Problem: The answer should be each line from the entries below that has the word "handshake" in it.

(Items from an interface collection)

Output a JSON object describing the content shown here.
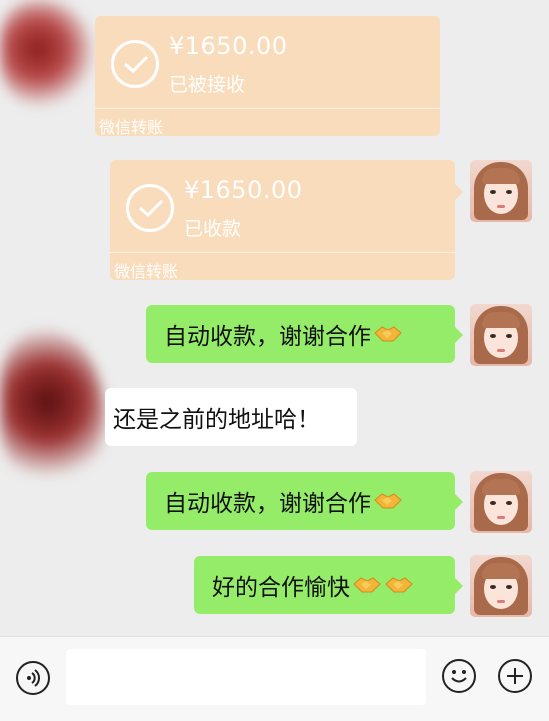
{
  "chat": {
    "transfers": [
      {
        "amount": "¥1650.00",
        "status": "已被接收",
        "footer": "微信转账"
      },
      {
        "amount": "¥1650.00",
        "status": "已收款",
        "footer": "微信转账"
      }
    ],
    "messages": [
      {
        "text": "自动收款，谢谢合作",
        "emoji": "handshake"
      },
      {
        "text": "还是之前的地址哈！"
      },
      {
        "text": "自动收款，谢谢合作",
        "emoji": "handshake"
      },
      {
        "text": "好的合作愉快",
        "emoji": "handshake x2"
      }
    ]
  },
  "colors": {
    "background": "#ededed",
    "transfer_bubble": "#f9dcbc",
    "sent_bubble": "#95ec69",
    "received_bubble": "#ffffff"
  },
  "icons": {
    "voice": "voice-icon",
    "emoji": "smiley-icon",
    "more": "plus-icon",
    "check": "check-icon",
    "handshake": "handshake-icon"
  }
}
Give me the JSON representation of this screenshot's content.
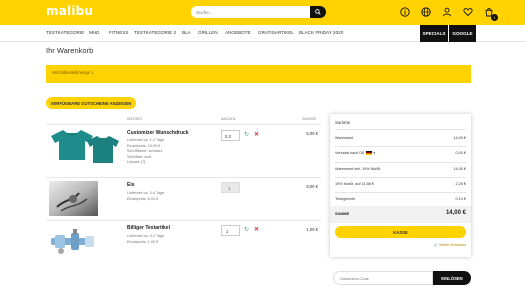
{
  "header": {
    "logo": "malibu",
    "search_placeholder": "Suche...",
    "icons": [
      "info-icon",
      "globe-icon",
      "user-icon",
      "heart-icon",
      "cart-icon"
    ],
    "cart_count": "1",
    "accent_color": "#ffd200"
  },
  "nav": {
    "items": [
      "Testkategorie",
      "MHD",
      "Fitness",
      "Testkategorie 2",
      "BLA",
      "Grillen",
      "Angebote",
      "Gratisartikel",
      "Black Friday 2020"
    ],
    "specials": "Specials",
    "google": "Google"
  },
  "page": {
    "title": "Ihr Warenkorb",
    "notice": "Höchstbestellmenge 1",
    "voucher_button": "Verfügbare Gutscheine anzeigen"
  },
  "table": {
    "headers": {
      "article": "Artikel",
      "quantity": "Anzahl",
      "sum": "Summe"
    }
  },
  "items": [
    {
      "name": "Customizer Wunschdruck",
      "details": [
        "Lieferzeit ca. 1-4 Tage",
        "Einzelpreis: 15,00 €",
        "Schriftfarbe: schwarz",
        "Schriftart: wolf",
        "Upload: [?]"
      ],
      "qty": "0,3",
      "price": "5,00 €"
    },
    {
      "name": "Eis",
      "details": [
        "Lieferzeit ca. 3-4 Tage",
        "Einzelpreis: 8,00 €"
      ],
      "qty": "1",
      "price": "8,00 €"
    },
    {
      "name": "Billiger Testartikel",
      "details": [
        "Lieferzeit ca. 3-4 Tage",
        "Einzelpreis: 1,00 €"
      ],
      "qty": "1",
      "price": "1,00 €"
    }
  ],
  "summary": {
    "title": "Summe",
    "rows": [
      {
        "label": "Warenwert",
        "value": "14,00 €"
      },
      {
        "label": "Versand nach DE",
        "value": "0,00 €"
      },
      {
        "label": "Warenwert inkl. 19% MwSt.",
        "value": "14,00 €"
      },
      {
        "label": "19% MwSt. auf 11,86 €",
        "value": "2,25 €"
      },
      {
        "label": "Trinkgebühr",
        "value": "0,14 €"
      }
    ],
    "total_label": "Summe",
    "total_value": "14,00 €",
    "checkout_button": "Kasse",
    "continue_link": "Weiter einkaufen"
  },
  "coupon": {
    "placeholder": "Gutschein-Code",
    "button": "Einlösen"
  }
}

Your solution:
        "emoji": "handshake"
        "emoji": "handshake"
        "emoji": "handshake x2"
    "handshake": "handshake-icon"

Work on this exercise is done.